(Dataset rows for apps and sites)
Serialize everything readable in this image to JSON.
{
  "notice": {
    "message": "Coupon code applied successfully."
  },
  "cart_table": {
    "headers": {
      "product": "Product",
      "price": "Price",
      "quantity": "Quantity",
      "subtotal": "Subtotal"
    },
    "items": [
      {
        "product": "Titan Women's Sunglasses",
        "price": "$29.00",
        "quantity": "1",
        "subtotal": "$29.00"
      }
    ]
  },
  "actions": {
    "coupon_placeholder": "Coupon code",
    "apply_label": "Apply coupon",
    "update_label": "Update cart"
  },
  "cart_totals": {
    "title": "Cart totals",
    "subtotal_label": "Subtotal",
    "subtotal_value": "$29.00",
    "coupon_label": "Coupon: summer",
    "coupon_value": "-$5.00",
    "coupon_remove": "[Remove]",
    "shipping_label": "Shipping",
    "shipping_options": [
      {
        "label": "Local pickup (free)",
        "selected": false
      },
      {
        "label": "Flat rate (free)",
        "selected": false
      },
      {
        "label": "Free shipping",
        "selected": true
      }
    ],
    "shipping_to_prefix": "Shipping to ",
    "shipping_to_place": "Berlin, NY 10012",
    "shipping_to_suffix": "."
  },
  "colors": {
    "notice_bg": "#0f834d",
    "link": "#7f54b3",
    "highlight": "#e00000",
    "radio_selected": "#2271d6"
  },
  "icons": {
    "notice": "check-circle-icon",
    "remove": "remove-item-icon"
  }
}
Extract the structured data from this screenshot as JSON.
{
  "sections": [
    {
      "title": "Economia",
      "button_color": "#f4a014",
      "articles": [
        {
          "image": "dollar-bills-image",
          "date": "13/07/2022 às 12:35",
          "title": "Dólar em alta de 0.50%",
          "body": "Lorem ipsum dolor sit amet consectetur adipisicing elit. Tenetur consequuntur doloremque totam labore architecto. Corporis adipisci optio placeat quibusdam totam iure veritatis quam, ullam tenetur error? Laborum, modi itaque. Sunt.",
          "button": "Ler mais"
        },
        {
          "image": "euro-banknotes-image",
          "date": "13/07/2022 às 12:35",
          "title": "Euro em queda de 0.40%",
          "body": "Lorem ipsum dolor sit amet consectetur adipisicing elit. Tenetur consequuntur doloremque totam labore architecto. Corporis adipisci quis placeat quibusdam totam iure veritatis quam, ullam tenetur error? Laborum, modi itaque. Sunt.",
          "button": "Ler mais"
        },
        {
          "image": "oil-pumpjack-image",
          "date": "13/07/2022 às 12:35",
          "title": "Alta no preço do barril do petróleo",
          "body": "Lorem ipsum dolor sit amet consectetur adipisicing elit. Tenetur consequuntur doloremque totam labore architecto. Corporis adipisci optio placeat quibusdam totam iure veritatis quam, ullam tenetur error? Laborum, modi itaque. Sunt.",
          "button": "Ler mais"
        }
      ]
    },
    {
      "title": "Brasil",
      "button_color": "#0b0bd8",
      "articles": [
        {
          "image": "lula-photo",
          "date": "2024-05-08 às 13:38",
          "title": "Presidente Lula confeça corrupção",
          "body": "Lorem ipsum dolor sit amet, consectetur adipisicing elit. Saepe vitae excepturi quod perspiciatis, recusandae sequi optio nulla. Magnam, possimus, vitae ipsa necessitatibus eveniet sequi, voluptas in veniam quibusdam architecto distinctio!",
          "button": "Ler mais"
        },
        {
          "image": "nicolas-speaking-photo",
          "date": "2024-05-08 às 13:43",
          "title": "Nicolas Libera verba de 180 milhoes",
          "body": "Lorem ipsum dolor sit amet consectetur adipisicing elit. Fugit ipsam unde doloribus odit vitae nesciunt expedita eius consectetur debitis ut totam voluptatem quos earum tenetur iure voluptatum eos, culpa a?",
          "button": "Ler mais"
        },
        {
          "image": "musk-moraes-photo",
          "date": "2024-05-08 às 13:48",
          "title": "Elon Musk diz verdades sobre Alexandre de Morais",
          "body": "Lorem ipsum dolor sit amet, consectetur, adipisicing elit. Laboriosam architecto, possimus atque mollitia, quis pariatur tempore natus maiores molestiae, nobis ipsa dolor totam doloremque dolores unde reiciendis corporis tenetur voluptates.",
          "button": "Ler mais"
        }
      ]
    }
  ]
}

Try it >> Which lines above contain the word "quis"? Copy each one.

Task result >>
          "body": "Lorem ipsum dolor sit amet consectetur adipisicing elit. Tenetur consequuntur doloremque totam labore architecto. Corporis adipisci quis placeat quibusdam totam iure veritatis quam, ullam tenetur error? Laborum, modi itaque. Sunt.",
          "body": "Lorem ipsum dolor sit amet, consectetur, adipisicing elit. Laboriosam architecto, possimus atque mollitia, quis pariatur tempore natus maiores molestiae, nobis ipsa dolor totam doloremque dolores unde reiciendis corporis tenetur voluptates.",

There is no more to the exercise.